**What is expected**. What you return should match the data below exactly, with no pictures in it.

◇ ◇ ◇ ◇ ◇

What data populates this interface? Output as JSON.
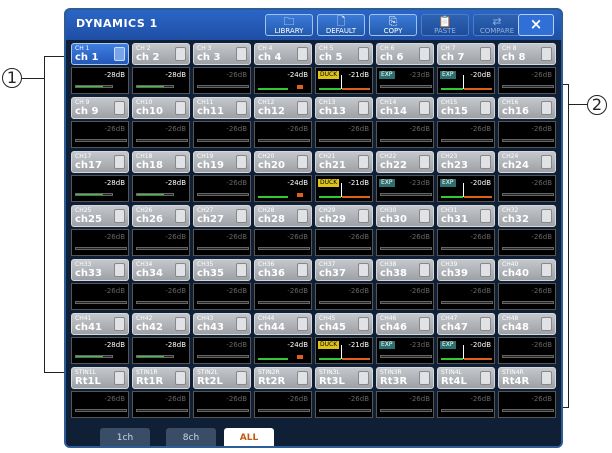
{
  "callouts": {
    "left": "1",
    "right": "2"
  },
  "window": {
    "title": "DYNAMICS 1"
  },
  "toolbar": [
    {
      "label": "LIBRARY",
      "icon": "folder-icon",
      "glyph": "🗀",
      "enabled": true
    },
    {
      "label": "DEFAULT",
      "icon": "document-icon",
      "glyph": "🗋",
      "enabled": true
    },
    {
      "label": "COPY",
      "icon": "copy-icon",
      "glyph": "⎘",
      "enabled": true
    },
    {
      "label": "PASTE",
      "icon": "paste-icon",
      "glyph": "📋",
      "enabled": false
    },
    {
      "label": "COMPARE",
      "icon": "compare-icon",
      "glyph": "⇄",
      "enabled": false
    }
  ],
  "close_label": "×",
  "tabs": [
    {
      "label": "1ch",
      "active": false
    },
    {
      "label": "8ch",
      "active": false
    },
    {
      "label": "ALL",
      "active": true
    }
  ],
  "colors": {
    "accent": "#2b66c6",
    "meter_green": "#35c835",
    "meter_orange": "#e0601a",
    "duck": "#e0c318",
    "exp": "#2d6f6f"
  },
  "channels": [
    {
      "num": "CH 1",
      "name": "ch 1",
      "value": "-28dB",
      "type": "comp",
      "selected": true
    },
    {
      "num": "CH 2",
      "name": "ch 2",
      "value": "-28dB",
      "type": "comp"
    },
    {
      "num": "CH 3",
      "name": "ch 3",
      "value": "-26dB",
      "type": "none"
    },
    {
      "num": "CH 4",
      "name": "ch 4",
      "value": "-24dB",
      "type": "gate"
    },
    {
      "num": "CH 5",
      "name": "ch 5",
      "value": "-21dB",
      "type": "duck",
      "label": "DUCK"
    },
    {
      "num": "CH 6",
      "name": "ch 6",
      "value": "-23dB",
      "type": "exp-off",
      "label": "EXP"
    },
    {
      "num": "CH 7",
      "name": "ch 7",
      "value": "-20dB",
      "type": "exp",
      "label": "EXP"
    },
    {
      "num": "CH 8",
      "name": "ch 8",
      "value": "-26dB",
      "type": "none"
    },
    {
      "num": "CH 9",
      "name": "ch 9",
      "value": "-26dB",
      "type": "none"
    },
    {
      "num": "CH10",
      "name": "ch10",
      "value": "-26dB",
      "type": "none"
    },
    {
      "num": "CH11",
      "name": "ch11",
      "value": "-26dB",
      "type": "none"
    },
    {
      "num": "CH12",
      "name": "ch12",
      "value": "-26dB",
      "type": "none"
    },
    {
      "num": "CH13",
      "name": "ch13",
      "value": "-26dB",
      "type": "none"
    },
    {
      "num": "CH14",
      "name": "ch14",
      "value": "-26dB",
      "type": "none"
    },
    {
      "num": "CH15",
      "name": "ch15",
      "value": "-26dB",
      "type": "none"
    },
    {
      "num": "CH16",
      "name": "ch16",
      "value": "-26dB",
      "type": "none"
    },
    {
      "num": "CH17",
      "name": "ch17",
      "value": "-28dB",
      "type": "comp"
    },
    {
      "num": "CH18",
      "name": "ch18",
      "value": "-28dB",
      "type": "comp"
    },
    {
      "num": "CH19",
      "name": "ch19",
      "value": "-26dB",
      "type": "none"
    },
    {
      "num": "CH20",
      "name": "ch20",
      "value": "-24dB",
      "type": "gate"
    },
    {
      "num": "CH21",
      "name": "ch21",
      "value": "-21dB",
      "type": "duck",
      "label": "DUCK"
    },
    {
      "num": "CH22",
      "name": "ch22",
      "value": "-23dB",
      "type": "exp-off",
      "label": "EXP"
    },
    {
      "num": "CH23",
      "name": "ch23",
      "value": "-20dB",
      "type": "exp",
      "label": "EXP"
    },
    {
      "num": "CH24",
      "name": "ch24",
      "value": "-26dB",
      "type": "none"
    },
    {
      "num": "CH25",
      "name": "ch25",
      "value": "-26dB",
      "type": "none"
    },
    {
      "num": "CH26",
      "name": "ch26",
      "value": "-26dB",
      "type": "none"
    },
    {
      "num": "CH27",
      "name": "ch27",
      "value": "-26dB",
      "type": "none"
    },
    {
      "num": "CH28",
      "name": "ch28",
      "value": "-26dB",
      "type": "none"
    },
    {
      "num": "CH29",
      "name": "ch29",
      "value": "-26dB",
      "type": "none"
    },
    {
      "num": "CH30",
      "name": "ch30",
      "value": "-26dB",
      "type": "none"
    },
    {
      "num": "CH31",
      "name": "ch31",
      "value": "-26dB",
      "type": "none"
    },
    {
      "num": "CH32",
      "name": "ch32",
      "value": "-26dB",
      "type": "none"
    },
    {
      "num": "CH33",
      "name": "ch33",
      "value": "-26dB",
      "type": "none"
    },
    {
      "num": "CH34",
      "name": "ch34",
      "value": "-26dB",
      "type": "none"
    },
    {
      "num": "CH35",
      "name": "ch35",
      "value": "-26dB",
      "type": "none"
    },
    {
      "num": "CH36",
      "name": "ch36",
      "value": "-26dB",
      "type": "none"
    },
    {
      "num": "CH37",
      "name": "ch37",
      "value": "-26dB",
      "type": "none"
    },
    {
      "num": "CH38",
      "name": "ch38",
      "value": "-26dB",
      "type": "none"
    },
    {
      "num": "CH39",
      "name": "ch39",
      "value": "-26dB",
      "type": "none"
    },
    {
      "num": "CH40",
      "name": "ch40",
      "value": "-26dB",
      "type": "none"
    },
    {
      "num": "CH41",
      "name": "ch41",
      "value": "-28dB",
      "type": "comp"
    },
    {
      "num": "CH42",
      "name": "ch42",
      "value": "-28dB",
      "type": "comp"
    },
    {
      "num": "CH43",
      "name": "ch43",
      "value": "-26dB",
      "type": "none"
    },
    {
      "num": "CH44",
      "name": "ch44",
      "value": "-24dB",
      "type": "gate"
    },
    {
      "num": "CH45",
      "name": "ch45",
      "value": "-21dB",
      "type": "duck",
      "label": "DUCK"
    },
    {
      "num": "CH46",
      "name": "ch46",
      "value": "-23dB",
      "type": "exp-off",
      "label": "EXP"
    },
    {
      "num": "CH47",
      "name": "ch47",
      "value": "-20dB",
      "type": "exp",
      "label": "EXP"
    },
    {
      "num": "CH48",
      "name": "ch48",
      "value": "-26dB",
      "type": "none"
    },
    {
      "num": "STIN1L",
      "name": "Rt1L",
      "value": "-26dB",
      "type": "none"
    },
    {
      "num": "STIN1R",
      "name": "Rt1R",
      "value": "-26dB",
      "type": "none"
    },
    {
      "num": "STIN2L",
      "name": "Rt2L",
      "value": "-26dB",
      "type": "none"
    },
    {
      "num": "STIN2R",
      "name": "Rt2R",
      "value": "-26dB",
      "type": "none"
    },
    {
      "num": "STIN3L",
      "name": "Rt3L",
      "value": "-26dB",
      "type": "none"
    },
    {
      "num": "STIN3R",
      "name": "Rt3R",
      "value": "-26dB",
      "type": "none"
    },
    {
      "num": "STIN4L",
      "name": "Rt4L",
      "value": "-26dB",
      "type": "none"
    },
    {
      "num": "STIN4R",
      "name": "Rt4R",
      "value": "-26dB",
      "type": "none"
    }
  ]
}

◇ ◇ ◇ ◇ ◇

**Written solution**.
What data populates this interface? Output as JSON.
{
  "callouts": {
    "left": "1",
    "right": "2"
  },
  "window": {
    "title": "DYNAMICS 1"
  },
  "toolbar": [
    {
      "label": "LIBRARY",
      "icon": "folder-icon",
      "glyph": "🗀",
      "enabled": true
    },
    {
      "label": "DEFAULT",
      "icon": "document-icon",
      "glyph": "🗋",
      "enabled": true
    },
    {
      "label": "COPY",
      "icon": "copy-icon",
      "glyph": "⎘",
      "enabled": true
    },
    {
      "label": "PASTE",
      "icon": "paste-icon",
      "glyph": "📋",
      "enabled": false
    },
    {
      "label": "COMPARE",
      "icon": "compare-icon",
      "glyph": "⇄",
      "enabled": false
    }
  ],
  "close_label": "×",
  "tabs": [
    {
      "label": "1ch",
      "active": false
    },
    {
      "label": "8ch",
      "active": false
    },
    {
      "label": "ALL",
      "active": true
    }
  ],
  "colors": {
    "accent": "#2b66c6",
    "meter_green": "#35c835",
    "meter_orange": "#e0601a",
    "duck": "#e0c318",
    "exp": "#2d6f6f"
  },
  "channels": [
    {
      "num": "CH 1",
      "name": "ch 1",
      "value": "-28dB",
      "type": "comp",
      "selected": true
    },
    {
      "num": "CH 2",
      "name": "ch 2",
      "value": "-28dB",
      "type": "comp"
    },
    {
      "num": "CH 3",
      "name": "ch 3",
      "value": "-26dB",
      "type": "none"
    },
    {
      "num": "CH 4",
      "name": "ch 4",
      "value": "-24dB",
      "type": "gate"
    },
    {
      "num": "CH 5",
      "name": "ch 5",
      "value": "-21dB",
      "type": "duck",
      "label": "DUCK"
    },
    {
      "num": "CH 6",
      "name": "ch 6",
      "value": "-23dB",
      "type": "exp-off",
      "label": "EXP"
    },
    {
      "num": "CH 7",
      "name": "ch 7",
      "value": "-20dB",
      "type": "exp",
      "label": "EXP"
    },
    {
      "num": "CH 8",
      "name": "ch 8",
      "value": "-26dB",
      "type": "none"
    },
    {
      "num": "CH 9",
      "name": "ch 9",
      "value": "-26dB",
      "type": "none"
    },
    {
      "num": "CH10",
      "name": "ch10",
      "value": "-26dB",
      "type": "none"
    },
    {
      "num": "CH11",
      "name": "ch11",
      "value": "-26dB",
      "type": "none"
    },
    {
      "num": "CH12",
      "name": "ch12",
      "value": "-26dB",
      "type": "none"
    },
    {
      "num": "CH13",
      "name": "ch13",
      "value": "-26dB",
      "type": "none"
    },
    {
      "num": "CH14",
      "name": "ch14",
      "value": "-26dB",
      "type": "none"
    },
    {
      "num": "CH15",
      "name": "ch15",
      "value": "-26dB",
      "type": "none"
    },
    {
      "num": "CH16",
      "name": "ch16",
      "value": "-26dB",
      "type": "none"
    },
    {
      "num": "CH17",
      "name": "ch17",
      "value": "-28dB",
      "type": "comp"
    },
    {
      "num": "CH18",
      "name": "ch18",
      "value": "-28dB",
      "type": "comp"
    },
    {
      "num": "CH19",
      "name": "ch19",
      "value": "-26dB",
      "type": "none"
    },
    {
      "num": "CH20",
      "name": "ch20",
      "value": "-24dB",
      "type": "gate"
    },
    {
      "num": "CH21",
      "name": "ch21",
      "value": "-21dB",
      "type": "duck",
      "label": "DUCK"
    },
    {
      "num": "CH22",
      "name": "ch22",
      "value": "-23dB",
      "type": "exp-off",
      "label": "EXP"
    },
    {
      "num": "CH23",
      "name": "ch23",
      "value": "-20dB",
      "type": "exp",
      "label": "EXP"
    },
    {
      "num": "CH24",
      "name": "ch24",
      "value": "-26dB",
      "type": "none"
    },
    {
      "num": "CH25",
      "name": "ch25",
      "value": "-26dB",
      "type": "none"
    },
    {
      "num": "CH26",
      "name": "ch26",
      "value": "-26dB",
      "type": "none"
    },
    {
      "num": "CH27",
      "name": "ch27",
      "value": "-26dB",
      "type": "none"
    },
    {
      "num": "CH28",
      "name": "ch28",
      "value": "-26dB",
      "type": "none"
    },
    {
      "num": "CH29",
      "name": "ch29",
      "value": "-26dB",
      "type": "none"
    },
    {
      "num": "CH30",
      "name": "ch30",
      "value": "-26dB",
      "type": "none"
    },
    {
      "num": "CH31",
      "name": "ch31",
      "value": "-26dB",
      "type": "none"
    },
    {
      "num": "CH32",
      "name": "ch32",
      "value": "-26dB",
      "type": "none"
    },
    {
      "num": "CH33",
      "name": "ch33",
      "value": "-26dB",
      "type": "none"
    },
    {
      "num": "CH34",
      "name": "ch34",
      "value": "-26dB",
      "type": "none"
    },
    {
      "num": "CH35",
      "name": "ch35",
      "value": "-26dB",
      "type": "none"
    },
    {
      "num": "CH36",
      "name": "ch36",
      "value": "-26dB",
      "type": "none"
    },
    {
      "num": "CH37",
      "name": "ch37",
      "value": "-26dB",
      "type": "none"
    },
    {
      "num": "CH38",
      "name": "ch38",
      "value": "-26dB",
      "type": "none"
    },
    {
      "num": "CH39",
      "name": "ch39",
      "value": "-26dB",
      "type": "none"
    },
    {
      "num": "CH40",
      "name": "ch40",
      "value": "-26dB",
      "type": "none"
    },
    {
      "num": "CH41",
      "name": "ch41",
      "value": "-28dB",
      "type": "comp"
    },
    {
      "num": "CH42",
      "name": "ch42",
      "value": "-28dB",
      "type": "comp"
    },
    {
      "num": "CH43",
      "name": "ch43",
      "value": "-26dB",
      "type": "none"
    },
    {
      "num": "CH44",
      "name": "ch44",
      "value": "-24dB",
      "type": "gate"
    },
    {
      "num": "CH45",
      "name": "ch45",
      "value": "-21dB",
      "type": "duck",
      "label": "DUCK"
    },
    {
      "num": "CH46",
      "name": "ch46",
      "value": "-23dB",
      "type": "exp-off",
      "label": "EXP"
    },
    {
      "num": "CH47",
      "name": "ch47",
      "value": "-20dB",
      "type": "exp",
      "label": "EXP"
    },
    {
      "num": "CH48",
      "name": "ch48",
      "value": "-26dB",
      "type": "none"
    },
    {
      "num": "STIN1L",
      "name": "Rt1L",
      "value": "-26dB",
      "type": "none"
    },
    {
      "num": "STIN1R",
      "name": "Rt1R",
      "value": "-26dB",
      "type": "none"
    },
    {
      "num": "STIN2L",
      "name": "Rt2L",
      "value": "-26dB",
      "type": "none"
    },
    {
      "num": "STIN2R",
      "name": "Rt2R",
      "value": "-26dB",
      "type": "none"
    },
    {
      "num": "STIN3L",
      "name": "Rt3L",
      "value": "-26dB",
      "type": "none"
    },
    {
      "num": "STIN3R",
      "name": "Rt3R",
      "value": "-26dB",
      "type": "none"
    },
    {
      "num": "STIN4L",
      "name": "Rt4L",
      "value": "-26dB",
      "type": "none"
    },
    {
      "num": "STIN4R",
      "name": "Rt4R",
      "value": "-26dB",
      "type": "none"
    }
  ]
}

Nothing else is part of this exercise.